■ **DATA FOR THIS TASK**
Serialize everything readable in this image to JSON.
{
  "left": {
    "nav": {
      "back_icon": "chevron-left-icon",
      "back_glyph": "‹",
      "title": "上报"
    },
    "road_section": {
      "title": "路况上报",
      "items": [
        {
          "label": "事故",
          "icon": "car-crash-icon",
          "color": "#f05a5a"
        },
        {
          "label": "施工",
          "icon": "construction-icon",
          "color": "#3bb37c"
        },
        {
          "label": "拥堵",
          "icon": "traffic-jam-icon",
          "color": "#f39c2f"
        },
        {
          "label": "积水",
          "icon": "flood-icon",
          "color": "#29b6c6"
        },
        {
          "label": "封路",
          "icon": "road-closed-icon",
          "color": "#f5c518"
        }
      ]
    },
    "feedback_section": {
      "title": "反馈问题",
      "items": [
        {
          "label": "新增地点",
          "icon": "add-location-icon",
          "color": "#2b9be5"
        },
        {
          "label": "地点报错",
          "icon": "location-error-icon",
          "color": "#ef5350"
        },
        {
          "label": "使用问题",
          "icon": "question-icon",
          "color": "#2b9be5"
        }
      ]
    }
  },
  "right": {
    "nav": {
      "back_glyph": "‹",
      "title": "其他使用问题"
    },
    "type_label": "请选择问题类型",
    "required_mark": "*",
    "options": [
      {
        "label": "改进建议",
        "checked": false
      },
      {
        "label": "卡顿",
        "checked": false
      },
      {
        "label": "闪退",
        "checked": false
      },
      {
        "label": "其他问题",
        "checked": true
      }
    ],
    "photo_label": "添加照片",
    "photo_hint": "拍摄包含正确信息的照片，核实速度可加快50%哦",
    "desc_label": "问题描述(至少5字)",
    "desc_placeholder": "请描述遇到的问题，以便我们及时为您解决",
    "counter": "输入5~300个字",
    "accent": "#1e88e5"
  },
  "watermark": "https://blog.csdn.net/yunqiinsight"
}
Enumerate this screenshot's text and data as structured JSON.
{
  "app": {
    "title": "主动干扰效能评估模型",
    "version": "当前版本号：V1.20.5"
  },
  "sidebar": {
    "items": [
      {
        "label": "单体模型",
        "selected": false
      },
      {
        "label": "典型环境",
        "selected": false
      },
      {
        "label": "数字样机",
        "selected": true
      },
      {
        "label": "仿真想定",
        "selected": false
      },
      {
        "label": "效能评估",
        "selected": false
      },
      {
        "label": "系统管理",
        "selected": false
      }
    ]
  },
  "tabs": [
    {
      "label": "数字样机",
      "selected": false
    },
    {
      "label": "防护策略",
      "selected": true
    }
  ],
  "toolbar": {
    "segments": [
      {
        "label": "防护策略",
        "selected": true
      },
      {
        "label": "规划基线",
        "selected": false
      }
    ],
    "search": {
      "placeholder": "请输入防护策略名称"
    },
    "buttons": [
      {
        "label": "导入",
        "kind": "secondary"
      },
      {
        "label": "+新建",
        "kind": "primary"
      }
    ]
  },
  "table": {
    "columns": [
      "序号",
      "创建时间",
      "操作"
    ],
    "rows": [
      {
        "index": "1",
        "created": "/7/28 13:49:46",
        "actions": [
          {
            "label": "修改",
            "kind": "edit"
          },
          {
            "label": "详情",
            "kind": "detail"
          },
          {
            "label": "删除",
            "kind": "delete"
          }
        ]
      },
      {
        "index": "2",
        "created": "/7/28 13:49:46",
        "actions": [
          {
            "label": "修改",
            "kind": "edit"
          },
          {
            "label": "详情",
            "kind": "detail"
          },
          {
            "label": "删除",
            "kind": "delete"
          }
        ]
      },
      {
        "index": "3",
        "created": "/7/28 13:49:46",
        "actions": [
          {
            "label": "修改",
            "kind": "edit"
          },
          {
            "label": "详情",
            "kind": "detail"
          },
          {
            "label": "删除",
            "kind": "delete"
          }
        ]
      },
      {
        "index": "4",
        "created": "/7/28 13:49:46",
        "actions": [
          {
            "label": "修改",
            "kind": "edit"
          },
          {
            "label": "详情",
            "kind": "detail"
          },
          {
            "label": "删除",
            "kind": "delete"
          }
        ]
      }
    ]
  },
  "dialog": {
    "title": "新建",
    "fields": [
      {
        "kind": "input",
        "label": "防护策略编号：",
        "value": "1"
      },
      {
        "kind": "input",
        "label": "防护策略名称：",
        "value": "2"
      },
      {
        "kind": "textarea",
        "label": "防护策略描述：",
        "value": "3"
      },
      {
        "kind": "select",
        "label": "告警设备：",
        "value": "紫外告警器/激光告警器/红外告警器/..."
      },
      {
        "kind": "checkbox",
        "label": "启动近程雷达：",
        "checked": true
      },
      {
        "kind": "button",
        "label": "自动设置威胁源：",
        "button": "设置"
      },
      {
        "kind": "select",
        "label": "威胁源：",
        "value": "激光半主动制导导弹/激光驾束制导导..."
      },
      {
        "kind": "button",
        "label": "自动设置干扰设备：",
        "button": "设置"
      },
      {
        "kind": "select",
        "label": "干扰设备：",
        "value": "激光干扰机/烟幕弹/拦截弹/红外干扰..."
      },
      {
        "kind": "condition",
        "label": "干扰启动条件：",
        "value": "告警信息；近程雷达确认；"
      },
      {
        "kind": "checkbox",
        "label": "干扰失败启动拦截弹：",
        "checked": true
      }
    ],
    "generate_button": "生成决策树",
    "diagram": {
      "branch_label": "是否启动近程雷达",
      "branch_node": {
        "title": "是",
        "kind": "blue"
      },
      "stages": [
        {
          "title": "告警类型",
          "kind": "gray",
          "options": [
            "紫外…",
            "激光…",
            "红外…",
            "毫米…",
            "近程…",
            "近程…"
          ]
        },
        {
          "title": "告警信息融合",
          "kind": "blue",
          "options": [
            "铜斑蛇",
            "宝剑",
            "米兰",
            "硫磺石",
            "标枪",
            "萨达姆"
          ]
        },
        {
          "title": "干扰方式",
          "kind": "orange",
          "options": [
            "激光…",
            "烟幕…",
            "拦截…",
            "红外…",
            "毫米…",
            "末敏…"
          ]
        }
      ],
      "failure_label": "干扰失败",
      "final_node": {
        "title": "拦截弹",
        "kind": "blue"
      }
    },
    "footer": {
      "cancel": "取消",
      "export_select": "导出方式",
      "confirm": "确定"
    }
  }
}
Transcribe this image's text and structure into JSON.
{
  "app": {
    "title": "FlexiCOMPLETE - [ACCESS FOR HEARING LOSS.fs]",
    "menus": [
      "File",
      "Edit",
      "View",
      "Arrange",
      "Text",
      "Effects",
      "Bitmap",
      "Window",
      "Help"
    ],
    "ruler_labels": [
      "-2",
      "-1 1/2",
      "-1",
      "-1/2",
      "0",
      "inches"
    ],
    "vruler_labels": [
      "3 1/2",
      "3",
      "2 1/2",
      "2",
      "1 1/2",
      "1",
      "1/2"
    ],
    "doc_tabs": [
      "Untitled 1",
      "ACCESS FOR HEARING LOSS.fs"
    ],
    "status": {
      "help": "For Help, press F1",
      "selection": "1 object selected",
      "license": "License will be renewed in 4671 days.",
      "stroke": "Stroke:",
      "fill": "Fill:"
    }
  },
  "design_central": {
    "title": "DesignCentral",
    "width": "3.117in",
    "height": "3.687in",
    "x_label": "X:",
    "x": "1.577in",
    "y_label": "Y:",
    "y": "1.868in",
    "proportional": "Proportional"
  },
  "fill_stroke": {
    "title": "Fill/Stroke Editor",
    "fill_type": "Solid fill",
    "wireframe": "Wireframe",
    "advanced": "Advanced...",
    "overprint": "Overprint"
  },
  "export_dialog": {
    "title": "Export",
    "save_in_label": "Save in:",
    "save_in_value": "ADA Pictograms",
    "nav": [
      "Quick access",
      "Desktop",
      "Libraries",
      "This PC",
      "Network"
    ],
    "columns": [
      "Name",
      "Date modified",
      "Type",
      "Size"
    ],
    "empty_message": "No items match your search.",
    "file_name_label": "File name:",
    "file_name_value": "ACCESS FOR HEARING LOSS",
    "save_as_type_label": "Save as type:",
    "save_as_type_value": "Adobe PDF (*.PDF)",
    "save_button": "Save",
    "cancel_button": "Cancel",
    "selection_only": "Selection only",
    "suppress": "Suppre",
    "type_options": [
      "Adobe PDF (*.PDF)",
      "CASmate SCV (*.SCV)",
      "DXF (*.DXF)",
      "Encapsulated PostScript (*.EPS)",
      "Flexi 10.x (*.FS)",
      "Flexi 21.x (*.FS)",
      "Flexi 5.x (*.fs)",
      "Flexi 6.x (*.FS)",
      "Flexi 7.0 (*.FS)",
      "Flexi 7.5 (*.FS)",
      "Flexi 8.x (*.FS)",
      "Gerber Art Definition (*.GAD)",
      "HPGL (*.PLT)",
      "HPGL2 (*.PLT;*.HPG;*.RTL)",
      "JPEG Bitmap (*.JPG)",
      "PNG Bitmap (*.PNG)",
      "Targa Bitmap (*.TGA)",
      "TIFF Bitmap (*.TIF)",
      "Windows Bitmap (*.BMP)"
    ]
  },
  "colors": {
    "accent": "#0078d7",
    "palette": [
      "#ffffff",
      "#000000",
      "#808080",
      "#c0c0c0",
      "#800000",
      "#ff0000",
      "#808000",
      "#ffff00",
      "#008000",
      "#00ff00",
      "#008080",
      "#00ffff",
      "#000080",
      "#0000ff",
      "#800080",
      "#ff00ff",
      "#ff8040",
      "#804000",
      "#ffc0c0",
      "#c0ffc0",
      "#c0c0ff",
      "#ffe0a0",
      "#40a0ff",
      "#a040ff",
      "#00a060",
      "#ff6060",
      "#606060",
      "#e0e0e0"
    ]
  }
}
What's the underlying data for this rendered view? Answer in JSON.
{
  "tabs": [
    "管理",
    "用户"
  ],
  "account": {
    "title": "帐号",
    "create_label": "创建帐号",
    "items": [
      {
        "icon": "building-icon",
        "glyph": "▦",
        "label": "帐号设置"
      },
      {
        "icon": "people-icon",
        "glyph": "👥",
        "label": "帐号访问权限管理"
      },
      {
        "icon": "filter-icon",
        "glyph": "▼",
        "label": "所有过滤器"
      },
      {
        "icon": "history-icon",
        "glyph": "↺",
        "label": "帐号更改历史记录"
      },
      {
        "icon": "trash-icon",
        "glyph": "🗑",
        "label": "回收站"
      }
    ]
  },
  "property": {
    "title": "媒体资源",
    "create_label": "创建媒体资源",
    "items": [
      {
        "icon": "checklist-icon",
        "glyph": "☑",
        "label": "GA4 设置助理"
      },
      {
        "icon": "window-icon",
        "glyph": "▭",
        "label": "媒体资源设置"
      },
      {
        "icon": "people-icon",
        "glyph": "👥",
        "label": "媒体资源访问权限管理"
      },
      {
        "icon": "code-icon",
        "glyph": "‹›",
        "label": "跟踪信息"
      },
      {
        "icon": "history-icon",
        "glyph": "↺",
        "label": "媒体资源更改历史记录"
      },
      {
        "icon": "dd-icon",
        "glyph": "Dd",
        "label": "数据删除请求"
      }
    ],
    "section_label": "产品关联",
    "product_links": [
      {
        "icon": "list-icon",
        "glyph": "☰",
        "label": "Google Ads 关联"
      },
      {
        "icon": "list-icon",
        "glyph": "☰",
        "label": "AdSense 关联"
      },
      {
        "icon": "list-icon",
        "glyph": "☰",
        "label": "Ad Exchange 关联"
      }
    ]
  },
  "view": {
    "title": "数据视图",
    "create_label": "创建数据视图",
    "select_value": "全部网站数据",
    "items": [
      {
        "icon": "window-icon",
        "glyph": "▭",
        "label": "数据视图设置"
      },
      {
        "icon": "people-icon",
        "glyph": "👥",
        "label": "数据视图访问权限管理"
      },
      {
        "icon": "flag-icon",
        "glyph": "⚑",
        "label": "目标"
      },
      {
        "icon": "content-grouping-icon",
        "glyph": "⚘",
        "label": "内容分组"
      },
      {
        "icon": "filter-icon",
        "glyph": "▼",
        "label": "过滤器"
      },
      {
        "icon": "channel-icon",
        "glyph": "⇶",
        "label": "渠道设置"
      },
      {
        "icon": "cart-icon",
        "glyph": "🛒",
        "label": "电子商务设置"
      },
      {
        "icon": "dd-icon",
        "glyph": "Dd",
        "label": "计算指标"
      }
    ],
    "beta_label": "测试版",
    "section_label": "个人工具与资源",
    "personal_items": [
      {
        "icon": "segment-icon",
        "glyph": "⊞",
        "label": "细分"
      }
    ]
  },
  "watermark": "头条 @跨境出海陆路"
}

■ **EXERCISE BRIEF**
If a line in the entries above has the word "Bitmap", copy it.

■ **ANSWER TO THIS TASK**
      "Bitmap",
      "JPEG Bitmap (*.JPG)",
      "PNG Bitmap (*.PNG)",
      "Targa Bitmap (*.TGA)",
      "TIFF Bitmap (*.TIF)",
      "Windows Bitmap (*.BMP)"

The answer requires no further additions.